__PROBLEM TO WORK ON__.
Looking at the data below, how many lines include the word "platform"? Respond with the number only.
________________
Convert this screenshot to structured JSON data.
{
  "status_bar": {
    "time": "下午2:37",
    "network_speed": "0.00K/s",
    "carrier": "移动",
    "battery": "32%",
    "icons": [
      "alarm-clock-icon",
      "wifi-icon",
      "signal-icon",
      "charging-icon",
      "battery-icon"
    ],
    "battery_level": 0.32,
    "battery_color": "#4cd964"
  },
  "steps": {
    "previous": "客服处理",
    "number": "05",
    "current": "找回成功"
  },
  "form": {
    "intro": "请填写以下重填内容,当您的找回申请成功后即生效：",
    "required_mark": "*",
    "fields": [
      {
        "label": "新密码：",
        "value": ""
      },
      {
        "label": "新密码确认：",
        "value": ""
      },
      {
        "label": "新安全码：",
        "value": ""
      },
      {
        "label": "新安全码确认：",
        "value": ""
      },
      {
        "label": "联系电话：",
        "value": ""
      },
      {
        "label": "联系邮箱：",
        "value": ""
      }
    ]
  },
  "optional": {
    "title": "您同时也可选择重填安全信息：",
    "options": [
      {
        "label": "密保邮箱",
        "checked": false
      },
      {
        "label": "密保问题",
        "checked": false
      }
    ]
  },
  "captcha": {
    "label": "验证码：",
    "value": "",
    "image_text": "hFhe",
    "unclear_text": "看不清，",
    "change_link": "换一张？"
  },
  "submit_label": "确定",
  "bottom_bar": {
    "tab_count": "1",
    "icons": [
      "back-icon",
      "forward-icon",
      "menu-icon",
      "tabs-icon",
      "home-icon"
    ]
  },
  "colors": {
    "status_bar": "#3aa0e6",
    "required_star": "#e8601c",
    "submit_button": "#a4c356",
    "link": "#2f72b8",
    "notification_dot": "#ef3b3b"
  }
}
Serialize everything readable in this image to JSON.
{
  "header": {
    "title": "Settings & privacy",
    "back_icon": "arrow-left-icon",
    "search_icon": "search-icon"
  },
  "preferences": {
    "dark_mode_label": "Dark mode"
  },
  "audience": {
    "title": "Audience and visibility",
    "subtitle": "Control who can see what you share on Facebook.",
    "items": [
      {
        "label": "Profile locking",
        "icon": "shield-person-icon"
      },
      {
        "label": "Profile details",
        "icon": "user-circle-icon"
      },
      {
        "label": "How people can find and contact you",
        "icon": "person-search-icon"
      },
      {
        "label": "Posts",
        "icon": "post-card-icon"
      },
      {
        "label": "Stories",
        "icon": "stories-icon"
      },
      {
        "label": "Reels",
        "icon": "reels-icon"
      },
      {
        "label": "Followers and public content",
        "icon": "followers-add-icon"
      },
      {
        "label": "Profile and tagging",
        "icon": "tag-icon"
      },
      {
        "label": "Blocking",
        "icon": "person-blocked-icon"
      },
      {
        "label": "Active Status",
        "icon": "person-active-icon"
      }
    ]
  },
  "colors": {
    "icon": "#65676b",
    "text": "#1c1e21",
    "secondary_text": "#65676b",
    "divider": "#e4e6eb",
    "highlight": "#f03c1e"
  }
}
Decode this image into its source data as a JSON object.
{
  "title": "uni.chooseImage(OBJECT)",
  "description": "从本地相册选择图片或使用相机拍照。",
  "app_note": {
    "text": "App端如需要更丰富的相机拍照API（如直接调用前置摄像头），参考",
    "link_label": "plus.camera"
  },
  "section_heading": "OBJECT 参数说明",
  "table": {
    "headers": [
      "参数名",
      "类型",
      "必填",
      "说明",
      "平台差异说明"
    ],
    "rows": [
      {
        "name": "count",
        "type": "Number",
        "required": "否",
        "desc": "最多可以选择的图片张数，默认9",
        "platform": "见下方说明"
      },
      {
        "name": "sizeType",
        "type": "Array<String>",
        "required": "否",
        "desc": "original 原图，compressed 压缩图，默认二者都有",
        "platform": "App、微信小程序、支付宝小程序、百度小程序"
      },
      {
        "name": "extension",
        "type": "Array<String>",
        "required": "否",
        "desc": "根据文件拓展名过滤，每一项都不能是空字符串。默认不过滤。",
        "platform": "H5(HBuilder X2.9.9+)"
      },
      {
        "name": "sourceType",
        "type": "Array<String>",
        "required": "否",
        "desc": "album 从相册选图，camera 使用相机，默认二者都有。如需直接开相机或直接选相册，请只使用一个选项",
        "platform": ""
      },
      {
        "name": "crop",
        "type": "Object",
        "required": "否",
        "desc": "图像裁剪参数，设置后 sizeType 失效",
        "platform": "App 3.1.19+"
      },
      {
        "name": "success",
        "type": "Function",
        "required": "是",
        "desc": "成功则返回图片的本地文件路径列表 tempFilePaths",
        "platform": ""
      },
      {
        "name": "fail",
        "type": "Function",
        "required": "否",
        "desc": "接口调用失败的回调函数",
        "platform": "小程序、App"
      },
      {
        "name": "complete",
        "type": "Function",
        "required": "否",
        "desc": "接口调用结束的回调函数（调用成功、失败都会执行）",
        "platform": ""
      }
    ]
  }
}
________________
__ANSWER FOR THIS EXERCISE__.
8